The majority of competition, on the other hand, is focused on the outside world. Athletes compete against other athletes, and businesspeople compete against one other as well. Millions of individuals are just attempting to keep up with the overachieving Joneses.
I don't want to deflate your euphoria. Maybe I do, now that I think about it. Only one number one can exist. What are you if it's not you or your company?
Is a top ten or top 100 ranking sufficient? There are almost 50 million results for the term "greatness" on Google. We are fascinated with grandeur as a culture and as a species.
Here's the deal, and I'll be brutally honest with you. You may spend your whole life trying to achieve greatness, but it's a fool's errand. It's a rarefied atmosphere. What would be so wonderful about excellence attainable by the masses?

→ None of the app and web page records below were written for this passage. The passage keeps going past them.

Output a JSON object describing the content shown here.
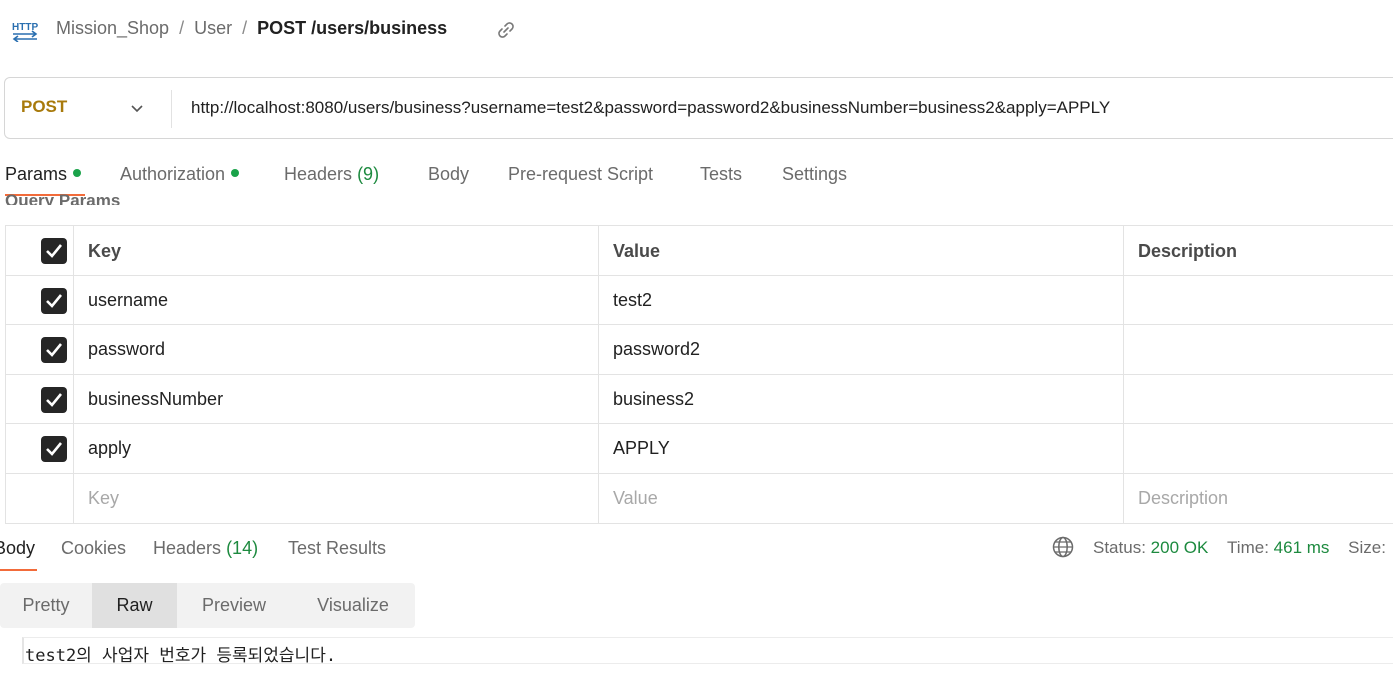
{
  "breadcrumb": {
    "icon": "http-icon",
    "items": [
      "Mission_Shop",
      "User"
    ],
    "current": "POST /users/business"
  },
  "request": {
    "method": "POST",
    "url": "http://localhost:8080/users/business?username=test2&password=password2&businessNumber=business2&apply=APPLY"
  },
  "request_tabs": {
    "params": "Params",
    "authorization": "Authorization",
    "headers": "Headers",
    "headers_count": "(9)",
    "body": "Body",
    "prerequest": "Pre-request Script",
    "tests": "Tests",
    "settings": "Settings"
  },
  "query_params": {
    "title": "Query Params",
    "columns": [
      "Key",
      "Value",
      "Description"
    ],
    "rows": [
      {
        "key": "username",
        "value": "test2",
        "description": ""
      },
      {
        "key": "password",
        "value": "password2",
        "description": ""
      },
      {
        "key": "businessNumber",
        "value": "business2",
        "description": ""
      },
      {
        "key": "apply",
        "value": "APPLY",
        "description": ""
      }
    ],
    "placeholder": {
      "key": "Key",
      "value": "Value",
      "description": "Description"
    }
  },
  "response_tabs": {
    "body": "Body",
    "cookies": "Cookies",
    "headers": "Headers",
    "headers_count": "(14)",
    "test_results": "Test Results"
  },
  "response_status": {
    "status_label": "Status:",
    "status_value": "200 OK",
    "time_label": "Time:",
    "time_value": "461 ms",
    "size_label": "Size:"
  },
  "view_modes": [
    "Pretty",
    "Raw",
    "Preview",
    "Visualize"
  ],
  "response_body": "test2의 사업자 번호가 등록되었습니다.",
  "colors": {
    "method": "#a87a0c",
    "active_underline": "#f26b3a",
    "success": "#1d8a3f"
  }
}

All of your hard work, anxiety, and tension may only lead to goodness or, if you're fortunate, above-averageness. Because, as I previously said, there is only one number one, regardless of how hard you work or how much passion and ambition you have.
Don't worry, I've got a solution for you. First, let me tell you a tale. My wife and I had been invited to a high tea party. This isn't something we see every day.
That was, in fact, my first high tea in my 54 years on this planet. It simply sounds nice, but it has nothing to do with the plot. What did was the tea discussion we were having.
We were discussing individuals we knew who were fascinating and fun to be around. What do you think? They weren't the super-achievers or the folks on a quest for greatness. No, we were discussing how much we admire "outsiders."
You see, the individuals we remember and find fascinating are all one-of-a-kind. The same can be said for the brands and businesses we like and follow. The greatest part about being unique is that we can all do it; in fact, we have already done so. There are no one-of-a-kind items; everything is unique.
Now, there's constructive "different" and non-productive "different," and I'll let you decide which is which. We may set ourselves distinct because of our productive differences. It's a much better and far more effective way to be noticed and heard than just being excellent or above-average.
In our misguided quest of grandeur, we lose what makes us unique. All of the time and effort we spend on that erroneous quest might be better spent refining our distinctions and telling our narrative.
I am quite OK with the fact that I am not excellent. My mother may disagree, but that is the subject of a separate series of essays. While I am not perfect, I am distinct, one-of-a-kind, and original. I have a different perspective on the world, a different approach to issues, and a different way of connecting with others.
I wear it as a badge of pride and weave it into the stories I tell myself and others.
Take a break from the hamster wheel. Embrace what sets you apart as a person and as a business. Tell the rest of the world about it. At high tea, it will be about you, your brand, and your business. Those seeking goodness, above-averageness, and grandeur aren't really fascinating, believe me.